Count lines holding the string "icon" in the data that follows. Reply with one number only.
□ □ □ □ □ □ □
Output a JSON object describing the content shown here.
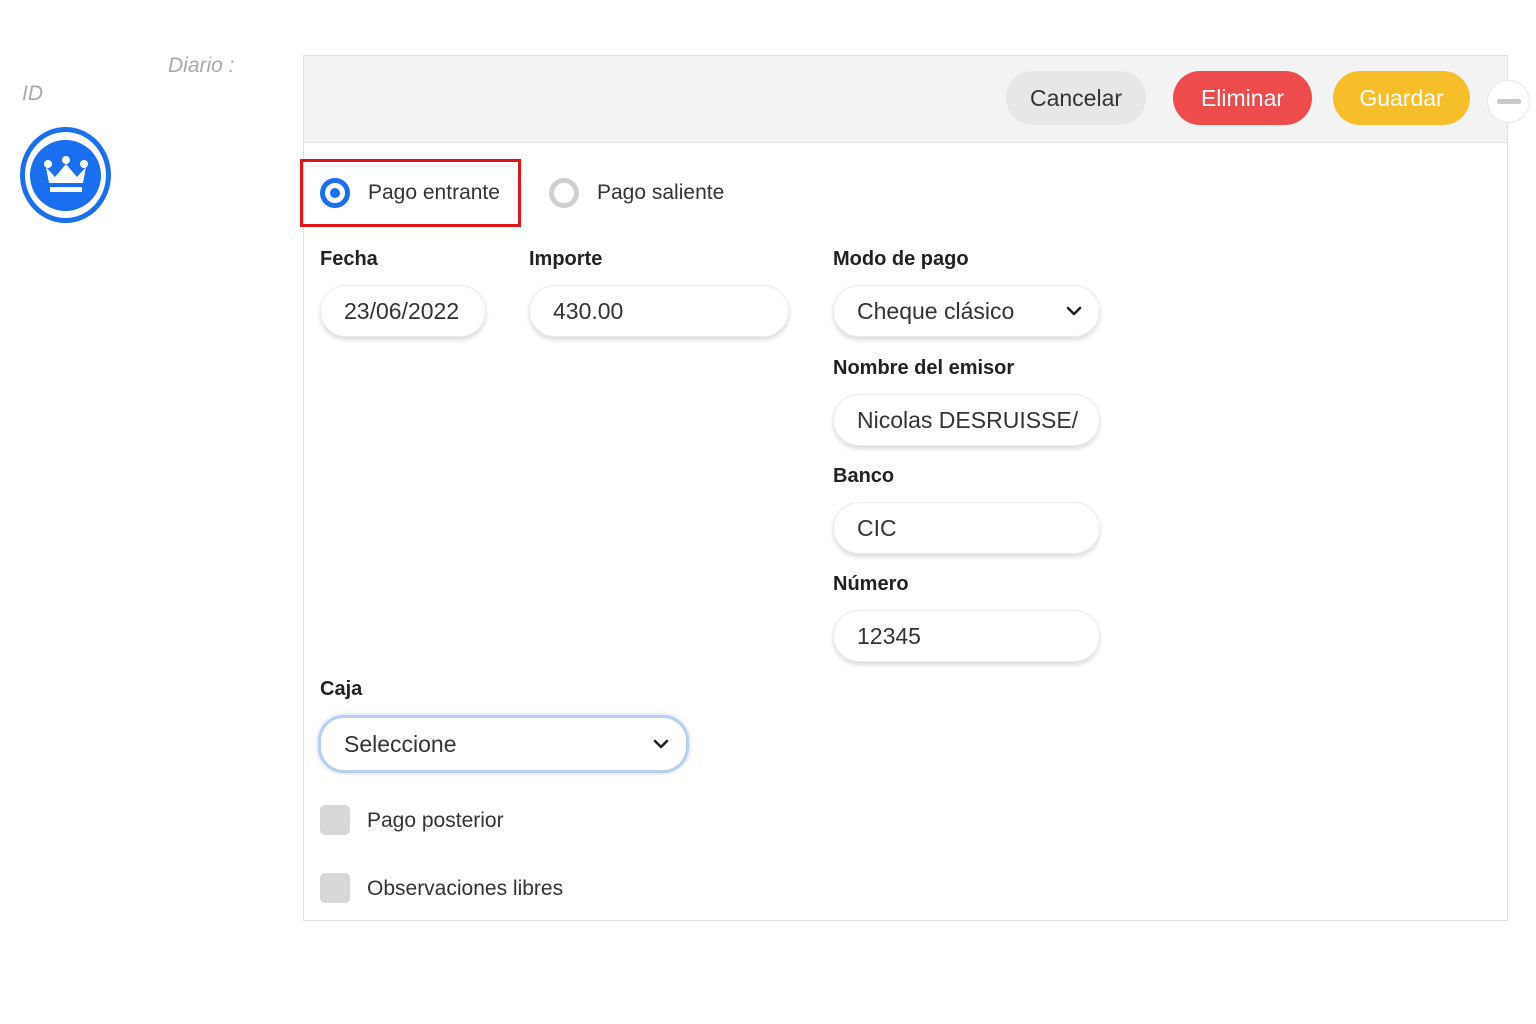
{
  "side": {
    "journal_label": "Diario :",
    "id_label": "ID",
    "badge_icon": "crown-icon"
  },
  "toolbar": {
    "cancel_label": "Cancelar",
    "delete_label": "Eliminar",
    "save_label": "Guardar",
    "collapse_icon": "minus-icon"
  },
  "payment_type": {
    "options": [
      {
        "label": "Pago entrante",
        "selected": true
      },
      {
        "label": "Pago saliente",
        "selected": false
      }
    ]
  },
  "fields": {
    "date": {
      "label": "Fecha",
      "value": "23/06/2022"
    },
    "amount": {
      "label": "Importe",
      "value": "430.00"
    },
    "payment_method": {
      "label": "Modo de pago",
      "value": "Cheque clásico"
    },
    "issuer_name": {
      "label": "Nombre del emisor",
      "value": "Nicolas DESRUISSE/"
    },
    "bank": {
      "label": "Banco",
      "value": "CIC"
    },
    "number": {
      "label": "Número",
      "value": "12345"
    },
    "cash_register": {
      "label": "Caja",
      "value": "Seleccione"
    }
  },
  "checkboxes": [
    {
      "label": "Pago posterior",
      "checked": false
    },
    {
      "label": "Observaciones libres",
      "checked": false
    }
  ],
  "colors": {
    "primary_blue": "#1a6ff0",
    "delete_red": "#ee4c4c",
    "save_yellow": "#f6bf2a",
    "highlight_red": "#e3131b"
  }
}
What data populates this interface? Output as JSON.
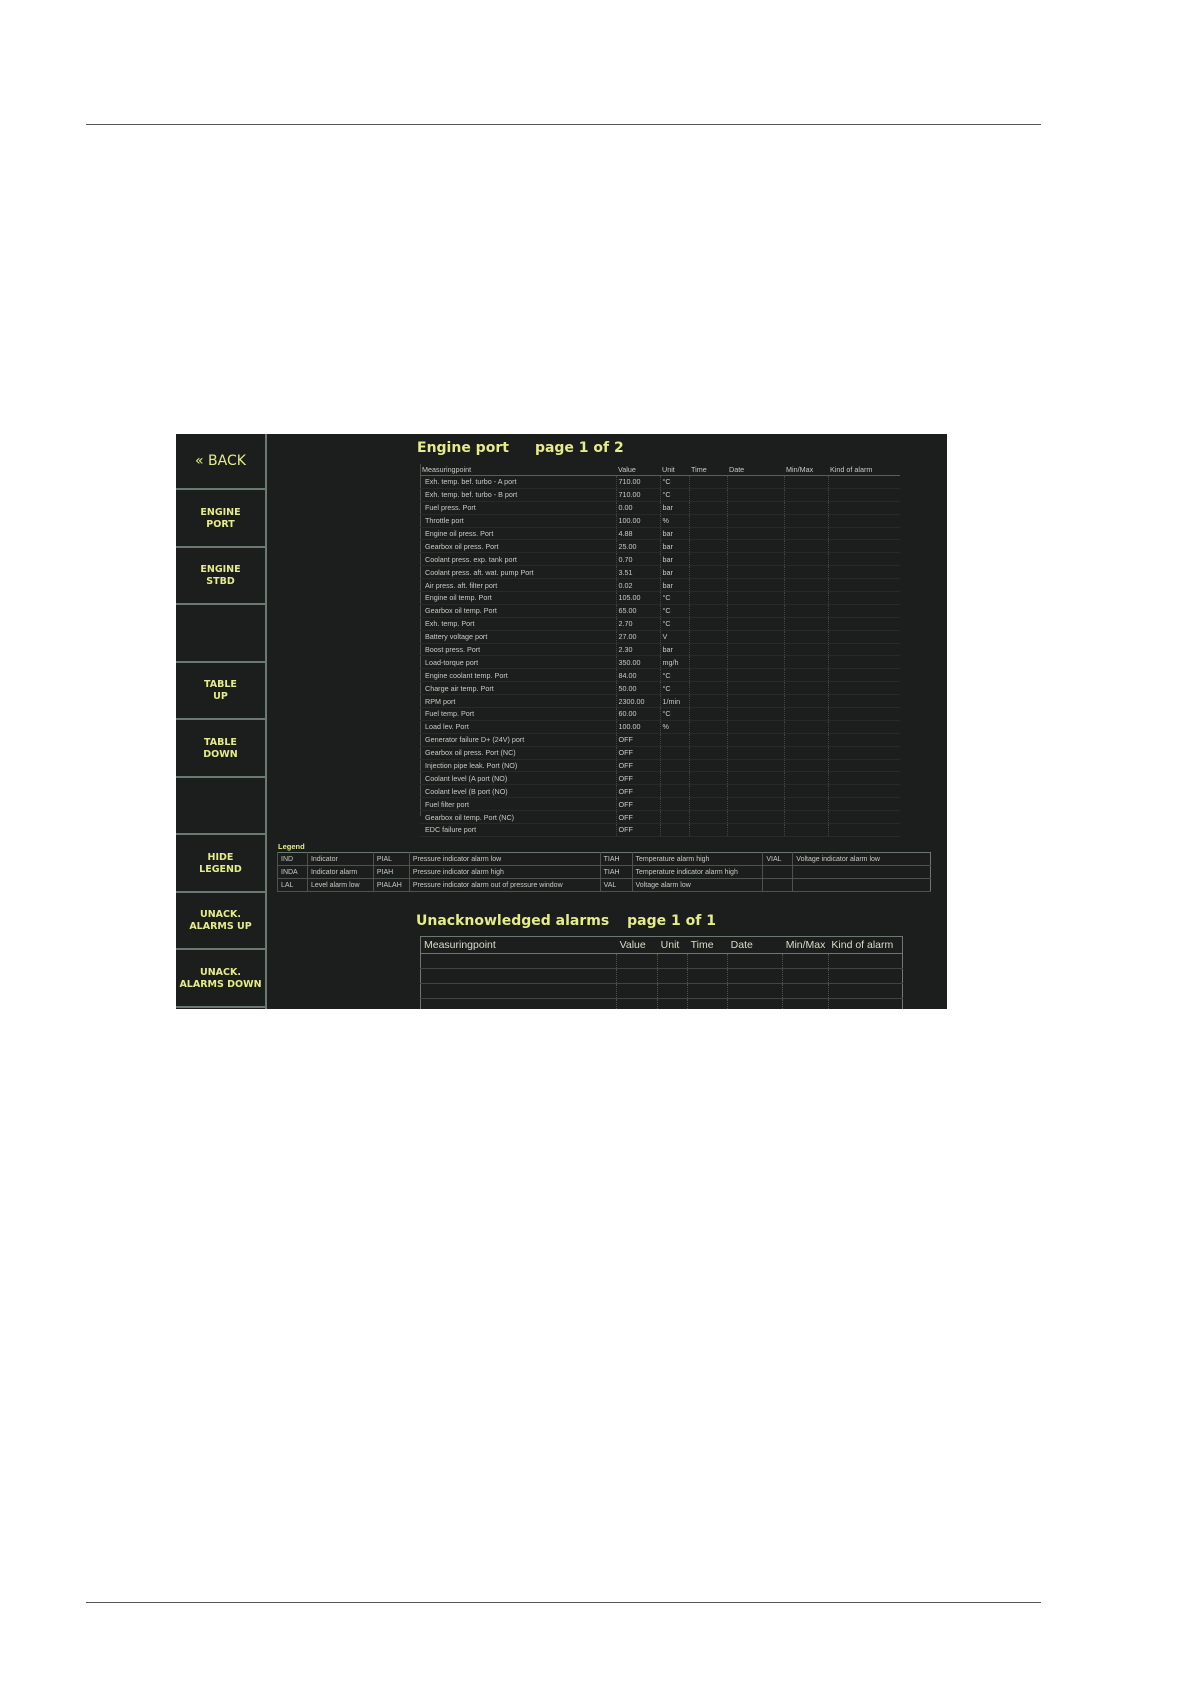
{
  "screen": {
    "sidebar": [
      {
        "label": "« BACK"
      },
      {
        "label": "ENGINE\nPORT"
      },
      {
        "label": "ENGINE\nSTBD"
      },
      {
        "label": ""
      },
      {
        "label": "TABLE\nUP"
      },
      {
        "label": "TABLE\nDOWN"
      },
      {
        "label": ""
      },
      {
        "label": "HIDE\nLEGEND"
      },
      {
        "label": "UNACK.\nALARMS UP"
      },
      {
        "label": "UNACK.\nALARMS DOWN"
      }
    ],
    "engine": {
      "title": "Engine port",
      "page": "page 1 of 2",
      "columns": [
        "Measuringpoint",
        "Value",
        "Unit",
        "Time",
        "Date",
        "Min/Max",
        "Kind of alarm"
      ],
      "rows": [
        [
          "Exh. temp. bef. turbo - A port",
          "710.00",
          "°C"
        ],
        [
          "Exh. temp. bef. turbo - B port",
          "710.00",
          "°C"
        ],
        [
          "Fuel press. Port",
          "0.00",
          "bar"
        ],
        [
          "Throttle port",
          "100.00",
          "%"
        ],
        [
          "Engine oil press. Port",
          "4.88",
          "bar"
        ],
        [
          "Gearbox oil press. Port",
          "25.00",
          "bar"
        ],
        [
          "Coolant press. exp. tank port",
          "0.70",
          "bar"
        ],
        [
          "Coolant press. aft. wat. pump Port",
          "3.51",
          "bar"
        ],
        [
          "Air press. aft. filter port",
          "0.02",
          "bar"
        ],
        [
          "Engine oil temp. Port",
          "105.00",
          "°C"
        ],
        [
          "Gearbox oil temp. Port",
          "65.00",
          "°C"
        ],
        [
          "Exh. temp. Port",
          "2.70",
          "°C"
        ],
        [
          "Battery voltage port",
          "27.00",
          "V"
        ],
        [
          "Boost press. Port",
          "2.30",
          "bar"
        ],
        [
          "Load-torque port",
          "350.00",
          "mg/h"
        ],
        [
          "Engine coolant temp. Port",
          "84.00",
          "°C"
        ],
        [
          "Charge air temp. Port",
          "50.00",
          "°C"
        ],
        [
          "RPM port",
          "2300.00",
          "1/min"
        ],
        [
          "Fuel temp. Port",
          "60.00",
          "°C"
        ],
        [
          "Load lev. Port",
          "100.00",
          "%"
        ],
        [
          "Generator failure D+ (24V) port",
          "OFF",
          ""
        ],
        [
          "Gearbox oil press. Port (NC)",
          "OFF",
          ""
        ],
        [
          "Injection pipe leak. Port (NO)",
          "OFF",
          ""
        ],
        [
          "Coolant level (A port (NO)",
          "OFF",
          ""
        ],
        [
          "Coolant level (B port (NO)",
          "OFF",
          ""
        ],
        [
          "Fuel filter port",
          "OFF",
          ""
        ],
        [
          "Gearbox oil temp. Port (NC)",
          "OFF",
          ""
        ],
        [
          "EDC failure port",
          "OFF",
          ""
        ]
      ]
    },
    "legend": {
      "label": "Legend",
      "rows": [
        [
          "IND",
          "Indicator",
          "PIAL",
          "Pressure indicator alarm low",
          "TIAH",
          "Temperature alarm high",
          "VIAL",
          "Voltage indicator alarm low"
        ],
        [
          "INDA",
          "Indicator alarm",
          "PIAH",
          "Pressure indicator alarm high",
          "TIAH",
          "Temperature indicator alarm high",
          "",
          ""
        ],
        [
          "LAL",
          "Level alarm low",
          "PIALAH",
          "Pressure indicator alarm out of pressure window",
          "VAL",
          "Voltage alarm low",
          "",
          ""
        ]
      ]
    },
    "unack": {
      "title": "Unacknowledged alarms",
      "page": "page 1 of 1",
      "columns": [
        "Measuringpoint",
        "Value",
        "Unit",
        "Time",
        "Date",
        "Min/Max",
        "Kind of alarm"
      ]
    }
  }
}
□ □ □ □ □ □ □
> [RESULT OF THIS EXERCISE] 2